There are several reasons why a BI-project might turn sour. Here are a few tips on why that might be -and how to make your project a successful one.
THE TECH GETS THE BETTER OF YOU
Your IT -department and business management most likely have a different point of view to what BI looks like, and how your new BI project should shape up. If the dialogue between tech -oriented consultants, and pragmatic business management is inadequate, the end result might not serve business purposes or end users as well as intended.
Problem solved: Don’t leave it up to your IT -department alone to plan and purchase BI. It is not strictly just an IT -project. Get your management involved, make sure your IT and business management understand each other’s needs. Plan an overall BI -process with clear goals and then choose the tech to suit it.
THE PROJECT DOESN’T HAVE A CLEAR GOAL OR FRAMEWORK TO START WITH
If everyone wants everything immediately, it most likely means no-one is going to get a thing. Trying to solve every problem in the very beginning will overflow the size of your project before you even get started. Whilst your project is stretching on every corner, you will be spending time in meaningless meetings with your targeted schedule, budget, and most of all goals, turning to dust. Without a clear game plan, phases of progression, and targets, you’ll end up with a bundle of useless data models to answer none of your questions.
Problem solved: Implement your BI -project in clear phases with individual goals to suit the overall targets. Consider for example, implementing each business area or organizational function individually -finance, operative, top management, HR etc.
YOU CAN’T PREDICT THE FUTURE – OBJECTIVES ARE NARROWED DOWN TOO MUCH
A BI -project is always agile. A sequence of iterations. An ongoing, revolving process.
Be careful while defining your needs and the answers you want from your business intelligence -solution. Narrowing down and restricting your current needs, might make your life difficult in the future. The answers your brand new solution is providing might raise brand new questions and prove your current solution inadequate as it is. You’ll face an unfortunate situation, where your finished solution hasn’t been designed to provide answers to these newly found enquiries and extending your solution means basically returning back to point A.
This kind of a project compares to a wave hitting a wide shoreline (everything for everyone) but eventually sliding back to the starting point.

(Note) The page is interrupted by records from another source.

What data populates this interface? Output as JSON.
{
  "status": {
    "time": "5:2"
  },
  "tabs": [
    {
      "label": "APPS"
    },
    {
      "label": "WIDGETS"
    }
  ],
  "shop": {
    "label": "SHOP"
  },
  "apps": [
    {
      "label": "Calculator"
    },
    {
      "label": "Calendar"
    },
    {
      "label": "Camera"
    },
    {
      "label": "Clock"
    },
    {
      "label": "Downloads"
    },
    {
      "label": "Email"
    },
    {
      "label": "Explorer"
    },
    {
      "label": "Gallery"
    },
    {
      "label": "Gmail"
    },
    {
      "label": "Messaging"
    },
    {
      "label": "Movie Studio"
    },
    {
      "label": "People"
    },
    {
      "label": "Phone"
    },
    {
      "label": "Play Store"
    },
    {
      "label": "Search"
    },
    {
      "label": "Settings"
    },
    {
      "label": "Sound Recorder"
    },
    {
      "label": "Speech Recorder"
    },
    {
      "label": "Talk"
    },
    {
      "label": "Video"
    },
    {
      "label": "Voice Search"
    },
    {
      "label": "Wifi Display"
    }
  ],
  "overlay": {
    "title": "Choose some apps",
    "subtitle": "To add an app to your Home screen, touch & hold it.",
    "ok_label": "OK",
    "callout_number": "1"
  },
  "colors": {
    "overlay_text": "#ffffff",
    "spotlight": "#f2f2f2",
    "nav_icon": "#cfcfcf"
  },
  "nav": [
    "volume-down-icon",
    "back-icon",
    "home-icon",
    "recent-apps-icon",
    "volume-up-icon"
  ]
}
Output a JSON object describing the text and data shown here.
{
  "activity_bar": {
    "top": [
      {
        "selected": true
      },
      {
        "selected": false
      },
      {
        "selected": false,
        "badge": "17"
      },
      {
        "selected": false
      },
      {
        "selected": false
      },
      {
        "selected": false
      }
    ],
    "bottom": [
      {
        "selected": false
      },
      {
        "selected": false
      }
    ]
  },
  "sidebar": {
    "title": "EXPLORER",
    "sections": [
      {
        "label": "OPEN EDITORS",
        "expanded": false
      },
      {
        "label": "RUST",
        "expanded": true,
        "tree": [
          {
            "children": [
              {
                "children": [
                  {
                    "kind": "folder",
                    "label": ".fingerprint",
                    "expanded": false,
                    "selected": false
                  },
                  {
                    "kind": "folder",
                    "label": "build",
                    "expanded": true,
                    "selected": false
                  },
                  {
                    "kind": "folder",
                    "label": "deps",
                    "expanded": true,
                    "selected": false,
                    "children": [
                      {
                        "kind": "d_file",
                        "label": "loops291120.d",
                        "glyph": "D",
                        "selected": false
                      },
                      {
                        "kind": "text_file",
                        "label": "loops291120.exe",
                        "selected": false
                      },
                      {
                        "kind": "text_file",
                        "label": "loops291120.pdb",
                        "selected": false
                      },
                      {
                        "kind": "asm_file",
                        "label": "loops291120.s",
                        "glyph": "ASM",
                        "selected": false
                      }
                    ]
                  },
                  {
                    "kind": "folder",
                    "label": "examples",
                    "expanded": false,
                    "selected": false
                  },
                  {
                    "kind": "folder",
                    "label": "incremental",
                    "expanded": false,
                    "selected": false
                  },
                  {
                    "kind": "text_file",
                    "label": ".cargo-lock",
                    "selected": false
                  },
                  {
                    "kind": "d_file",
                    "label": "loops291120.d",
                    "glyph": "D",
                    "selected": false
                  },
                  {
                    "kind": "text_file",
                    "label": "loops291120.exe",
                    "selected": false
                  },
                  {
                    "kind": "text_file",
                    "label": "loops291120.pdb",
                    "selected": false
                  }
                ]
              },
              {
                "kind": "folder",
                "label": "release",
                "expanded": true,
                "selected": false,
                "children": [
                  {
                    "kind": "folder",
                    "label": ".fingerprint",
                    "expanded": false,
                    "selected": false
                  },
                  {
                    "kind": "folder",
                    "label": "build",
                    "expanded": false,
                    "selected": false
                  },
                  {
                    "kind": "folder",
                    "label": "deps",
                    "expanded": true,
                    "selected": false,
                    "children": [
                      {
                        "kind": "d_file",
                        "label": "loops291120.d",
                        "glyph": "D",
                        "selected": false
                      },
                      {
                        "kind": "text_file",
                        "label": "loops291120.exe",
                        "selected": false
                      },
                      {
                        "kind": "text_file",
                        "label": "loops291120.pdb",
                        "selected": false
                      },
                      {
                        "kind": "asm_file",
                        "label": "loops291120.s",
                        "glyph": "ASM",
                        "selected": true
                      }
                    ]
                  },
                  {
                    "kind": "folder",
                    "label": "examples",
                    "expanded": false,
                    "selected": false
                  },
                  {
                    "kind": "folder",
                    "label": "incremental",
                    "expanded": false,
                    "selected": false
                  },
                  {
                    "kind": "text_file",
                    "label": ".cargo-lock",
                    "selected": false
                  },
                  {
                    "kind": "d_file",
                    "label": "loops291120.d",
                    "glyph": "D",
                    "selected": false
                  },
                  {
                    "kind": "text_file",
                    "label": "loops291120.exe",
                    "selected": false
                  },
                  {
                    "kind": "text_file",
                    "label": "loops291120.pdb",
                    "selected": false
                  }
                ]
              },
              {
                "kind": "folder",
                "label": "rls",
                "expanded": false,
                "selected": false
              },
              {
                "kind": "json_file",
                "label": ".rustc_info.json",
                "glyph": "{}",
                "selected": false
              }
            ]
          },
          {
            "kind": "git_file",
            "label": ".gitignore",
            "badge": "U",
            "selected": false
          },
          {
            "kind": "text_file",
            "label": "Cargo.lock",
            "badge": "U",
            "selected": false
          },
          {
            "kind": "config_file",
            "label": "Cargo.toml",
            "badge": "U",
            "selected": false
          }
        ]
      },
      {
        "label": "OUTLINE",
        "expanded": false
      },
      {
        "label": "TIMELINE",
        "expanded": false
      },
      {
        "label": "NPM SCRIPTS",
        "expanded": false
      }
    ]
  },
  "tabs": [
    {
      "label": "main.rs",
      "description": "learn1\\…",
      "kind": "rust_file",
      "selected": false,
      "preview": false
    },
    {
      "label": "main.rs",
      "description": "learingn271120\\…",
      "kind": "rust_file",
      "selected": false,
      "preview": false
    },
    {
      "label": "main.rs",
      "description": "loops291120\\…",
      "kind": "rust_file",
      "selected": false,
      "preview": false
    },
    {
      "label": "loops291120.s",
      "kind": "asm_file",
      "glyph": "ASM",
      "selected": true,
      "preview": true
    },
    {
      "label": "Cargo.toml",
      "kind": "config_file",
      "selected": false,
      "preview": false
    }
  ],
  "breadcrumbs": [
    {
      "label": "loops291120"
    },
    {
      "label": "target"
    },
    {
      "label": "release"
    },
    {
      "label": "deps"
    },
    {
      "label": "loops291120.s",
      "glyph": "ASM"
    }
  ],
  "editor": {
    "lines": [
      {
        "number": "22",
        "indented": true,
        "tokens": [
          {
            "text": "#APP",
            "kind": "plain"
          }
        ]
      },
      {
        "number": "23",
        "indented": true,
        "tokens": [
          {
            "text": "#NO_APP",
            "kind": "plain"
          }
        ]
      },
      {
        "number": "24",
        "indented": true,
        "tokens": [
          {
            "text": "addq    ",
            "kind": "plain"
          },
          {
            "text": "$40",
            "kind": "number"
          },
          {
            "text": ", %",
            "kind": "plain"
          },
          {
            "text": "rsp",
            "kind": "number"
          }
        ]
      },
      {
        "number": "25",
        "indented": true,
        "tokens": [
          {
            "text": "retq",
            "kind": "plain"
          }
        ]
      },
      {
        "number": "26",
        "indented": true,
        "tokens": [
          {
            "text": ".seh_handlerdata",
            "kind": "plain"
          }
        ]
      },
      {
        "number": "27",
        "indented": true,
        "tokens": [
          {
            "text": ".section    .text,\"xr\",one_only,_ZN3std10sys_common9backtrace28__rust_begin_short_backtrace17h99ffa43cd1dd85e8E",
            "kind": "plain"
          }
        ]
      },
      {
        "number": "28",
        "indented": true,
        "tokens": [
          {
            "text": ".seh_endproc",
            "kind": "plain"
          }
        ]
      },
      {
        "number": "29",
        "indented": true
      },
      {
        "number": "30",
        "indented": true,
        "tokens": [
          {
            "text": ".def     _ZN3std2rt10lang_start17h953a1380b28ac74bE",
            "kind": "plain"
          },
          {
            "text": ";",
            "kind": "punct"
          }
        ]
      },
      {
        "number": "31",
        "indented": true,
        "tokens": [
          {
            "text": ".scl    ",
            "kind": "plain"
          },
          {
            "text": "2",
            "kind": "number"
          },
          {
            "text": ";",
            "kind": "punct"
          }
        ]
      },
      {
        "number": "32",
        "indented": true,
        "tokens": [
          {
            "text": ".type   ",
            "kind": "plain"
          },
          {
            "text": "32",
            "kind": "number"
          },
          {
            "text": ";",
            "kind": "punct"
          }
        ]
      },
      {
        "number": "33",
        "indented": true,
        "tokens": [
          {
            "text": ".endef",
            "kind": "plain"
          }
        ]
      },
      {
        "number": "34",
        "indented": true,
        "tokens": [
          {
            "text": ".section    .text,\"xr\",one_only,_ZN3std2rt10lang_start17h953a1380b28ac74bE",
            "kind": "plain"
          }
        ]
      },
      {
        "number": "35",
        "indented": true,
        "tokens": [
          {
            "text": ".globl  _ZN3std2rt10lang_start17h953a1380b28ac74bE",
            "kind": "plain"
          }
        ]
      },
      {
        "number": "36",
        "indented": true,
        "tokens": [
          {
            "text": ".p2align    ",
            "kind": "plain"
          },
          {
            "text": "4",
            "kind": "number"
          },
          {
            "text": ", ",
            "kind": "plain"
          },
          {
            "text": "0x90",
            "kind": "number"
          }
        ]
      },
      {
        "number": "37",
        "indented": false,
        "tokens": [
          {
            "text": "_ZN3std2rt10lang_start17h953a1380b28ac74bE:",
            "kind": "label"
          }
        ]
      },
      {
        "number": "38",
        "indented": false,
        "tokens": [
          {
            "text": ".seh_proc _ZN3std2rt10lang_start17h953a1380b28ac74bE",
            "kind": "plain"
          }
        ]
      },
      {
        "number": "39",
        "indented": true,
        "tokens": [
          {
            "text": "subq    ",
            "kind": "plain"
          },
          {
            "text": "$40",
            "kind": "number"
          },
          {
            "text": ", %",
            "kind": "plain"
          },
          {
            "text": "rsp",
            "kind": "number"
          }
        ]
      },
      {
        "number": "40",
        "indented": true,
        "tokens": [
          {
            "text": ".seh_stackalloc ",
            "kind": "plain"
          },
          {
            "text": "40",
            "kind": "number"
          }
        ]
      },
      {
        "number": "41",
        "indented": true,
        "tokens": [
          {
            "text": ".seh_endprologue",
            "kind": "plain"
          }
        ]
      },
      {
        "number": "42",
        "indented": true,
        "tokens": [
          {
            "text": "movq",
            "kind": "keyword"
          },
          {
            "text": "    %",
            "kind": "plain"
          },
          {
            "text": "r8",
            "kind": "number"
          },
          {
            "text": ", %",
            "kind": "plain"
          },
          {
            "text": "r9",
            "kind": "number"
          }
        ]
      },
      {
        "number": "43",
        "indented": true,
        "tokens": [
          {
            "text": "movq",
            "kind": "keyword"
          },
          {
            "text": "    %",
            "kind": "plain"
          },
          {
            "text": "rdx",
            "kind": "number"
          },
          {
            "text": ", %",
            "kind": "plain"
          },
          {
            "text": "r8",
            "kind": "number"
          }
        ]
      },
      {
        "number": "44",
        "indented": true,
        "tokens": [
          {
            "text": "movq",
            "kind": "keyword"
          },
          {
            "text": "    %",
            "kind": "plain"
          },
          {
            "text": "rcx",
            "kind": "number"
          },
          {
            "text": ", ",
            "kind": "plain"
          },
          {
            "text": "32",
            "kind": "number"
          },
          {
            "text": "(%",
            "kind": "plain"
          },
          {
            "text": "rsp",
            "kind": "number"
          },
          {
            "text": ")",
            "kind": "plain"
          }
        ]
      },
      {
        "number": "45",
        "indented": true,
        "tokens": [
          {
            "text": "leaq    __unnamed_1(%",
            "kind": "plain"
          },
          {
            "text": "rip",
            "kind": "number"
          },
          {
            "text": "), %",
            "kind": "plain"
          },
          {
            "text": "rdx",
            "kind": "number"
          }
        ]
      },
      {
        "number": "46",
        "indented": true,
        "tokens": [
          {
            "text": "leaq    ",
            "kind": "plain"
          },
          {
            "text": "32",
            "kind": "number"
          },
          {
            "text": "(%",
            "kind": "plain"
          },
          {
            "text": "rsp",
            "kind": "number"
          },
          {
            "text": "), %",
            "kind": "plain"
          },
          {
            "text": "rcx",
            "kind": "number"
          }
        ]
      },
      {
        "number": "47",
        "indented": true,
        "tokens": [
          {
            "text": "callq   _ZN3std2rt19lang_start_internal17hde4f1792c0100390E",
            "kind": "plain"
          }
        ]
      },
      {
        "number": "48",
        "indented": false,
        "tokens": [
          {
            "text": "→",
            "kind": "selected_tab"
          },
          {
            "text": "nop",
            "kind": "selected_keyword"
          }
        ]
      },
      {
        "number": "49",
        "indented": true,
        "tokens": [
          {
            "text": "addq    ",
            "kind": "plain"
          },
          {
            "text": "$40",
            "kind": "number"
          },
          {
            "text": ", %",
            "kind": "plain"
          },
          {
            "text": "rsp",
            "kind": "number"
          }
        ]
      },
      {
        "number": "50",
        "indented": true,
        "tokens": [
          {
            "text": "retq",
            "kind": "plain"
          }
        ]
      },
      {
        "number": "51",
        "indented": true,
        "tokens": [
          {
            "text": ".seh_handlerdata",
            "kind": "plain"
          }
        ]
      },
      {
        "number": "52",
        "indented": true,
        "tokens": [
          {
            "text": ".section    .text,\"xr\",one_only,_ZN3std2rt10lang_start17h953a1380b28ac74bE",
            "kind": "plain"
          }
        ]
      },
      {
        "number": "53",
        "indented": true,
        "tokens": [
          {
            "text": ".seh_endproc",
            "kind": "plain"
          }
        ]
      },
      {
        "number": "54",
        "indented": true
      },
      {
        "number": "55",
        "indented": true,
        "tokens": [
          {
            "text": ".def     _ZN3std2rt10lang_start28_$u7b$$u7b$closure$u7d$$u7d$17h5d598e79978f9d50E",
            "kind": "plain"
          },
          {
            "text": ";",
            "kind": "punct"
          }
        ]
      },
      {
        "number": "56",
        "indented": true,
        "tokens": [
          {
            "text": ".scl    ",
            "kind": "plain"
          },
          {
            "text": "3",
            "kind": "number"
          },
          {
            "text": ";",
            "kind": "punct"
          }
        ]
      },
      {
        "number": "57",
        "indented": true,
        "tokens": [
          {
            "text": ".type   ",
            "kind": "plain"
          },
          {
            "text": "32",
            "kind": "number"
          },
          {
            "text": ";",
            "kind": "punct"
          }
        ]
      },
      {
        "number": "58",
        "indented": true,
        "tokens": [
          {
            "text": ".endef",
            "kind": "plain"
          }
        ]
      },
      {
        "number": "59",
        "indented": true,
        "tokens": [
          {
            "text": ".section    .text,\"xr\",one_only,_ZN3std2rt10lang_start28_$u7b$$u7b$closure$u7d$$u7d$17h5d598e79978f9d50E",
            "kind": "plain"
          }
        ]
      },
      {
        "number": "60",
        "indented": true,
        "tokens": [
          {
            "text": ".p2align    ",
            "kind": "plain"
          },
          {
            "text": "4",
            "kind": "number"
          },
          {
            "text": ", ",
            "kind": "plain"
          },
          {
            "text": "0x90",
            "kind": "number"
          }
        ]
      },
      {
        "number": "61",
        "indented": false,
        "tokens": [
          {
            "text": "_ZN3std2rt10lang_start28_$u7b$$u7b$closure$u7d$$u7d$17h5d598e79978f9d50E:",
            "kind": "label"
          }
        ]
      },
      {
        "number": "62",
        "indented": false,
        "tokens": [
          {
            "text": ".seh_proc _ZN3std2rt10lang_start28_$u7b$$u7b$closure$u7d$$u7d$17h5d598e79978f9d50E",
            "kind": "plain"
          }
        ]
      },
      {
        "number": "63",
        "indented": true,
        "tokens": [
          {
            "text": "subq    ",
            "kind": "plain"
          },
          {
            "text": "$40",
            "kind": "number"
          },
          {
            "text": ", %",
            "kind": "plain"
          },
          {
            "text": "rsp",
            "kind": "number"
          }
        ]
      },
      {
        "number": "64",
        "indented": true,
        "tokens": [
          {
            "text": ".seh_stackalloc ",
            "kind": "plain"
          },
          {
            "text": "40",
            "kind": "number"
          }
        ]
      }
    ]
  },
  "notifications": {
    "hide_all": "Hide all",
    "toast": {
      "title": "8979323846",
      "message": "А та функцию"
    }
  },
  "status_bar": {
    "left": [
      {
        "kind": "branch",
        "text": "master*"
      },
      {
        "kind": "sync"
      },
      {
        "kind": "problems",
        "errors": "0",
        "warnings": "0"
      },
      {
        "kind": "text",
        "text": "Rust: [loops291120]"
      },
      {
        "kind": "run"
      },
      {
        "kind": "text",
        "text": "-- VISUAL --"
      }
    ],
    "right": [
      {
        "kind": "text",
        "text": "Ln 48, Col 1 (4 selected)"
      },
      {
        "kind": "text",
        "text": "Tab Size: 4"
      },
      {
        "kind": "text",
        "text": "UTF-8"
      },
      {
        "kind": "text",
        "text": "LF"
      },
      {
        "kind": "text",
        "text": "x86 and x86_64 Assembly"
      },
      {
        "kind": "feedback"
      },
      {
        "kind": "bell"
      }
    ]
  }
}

Problem solved: When planning and executing the project gather as much data as you can, even though it might not seem relevant at the time. Try to see a few steps further. Maybe you should start tracking history or versioning data models already from the beginning. Who knows when you’ll want to see the past and future trends or snapshots of data? The execution should start with adding new elements instead of always starting from the beginning.
QUESTIONS, NEEDS, ANSWERS – SOLUTION ISN’T AT ALL DATA DRIVEN
The solution doesn’t scale itself well enough according to the changing needs. A solution that serves you today might become obsolete tomorrow. Not an ideal outcome, when dealing with resource greedy projects. You should be able to produce new content and modify the existing enquiries without outside help. Your solution should serve your business needs without every user having a degree in information technology. You should be empowered to answer your business related questions, not your IT department or some outside consultant.
IMPLEMENTING THE NEW PROCESS IS DIFFICULT
Implementing the solution throughout the organization has been incomplete and the new solution is left on the shelf.
Even if Artificial Intelligence and machine learning are hot topics, they are not going to subtract the human from the equation. The solution should involve your whole team and support discussion and communication. You can ditch unnecessary emails and increase awareness as people share discoveries instead of barricading behind individual job descriptions and numbers.
The organization should create a management culture where analytics isn’t just reports and lists, but instead discussion, decision making and follow-through based on correct information.
Author: Simo Vesterinen, CEO of Visionbay Solutions Oy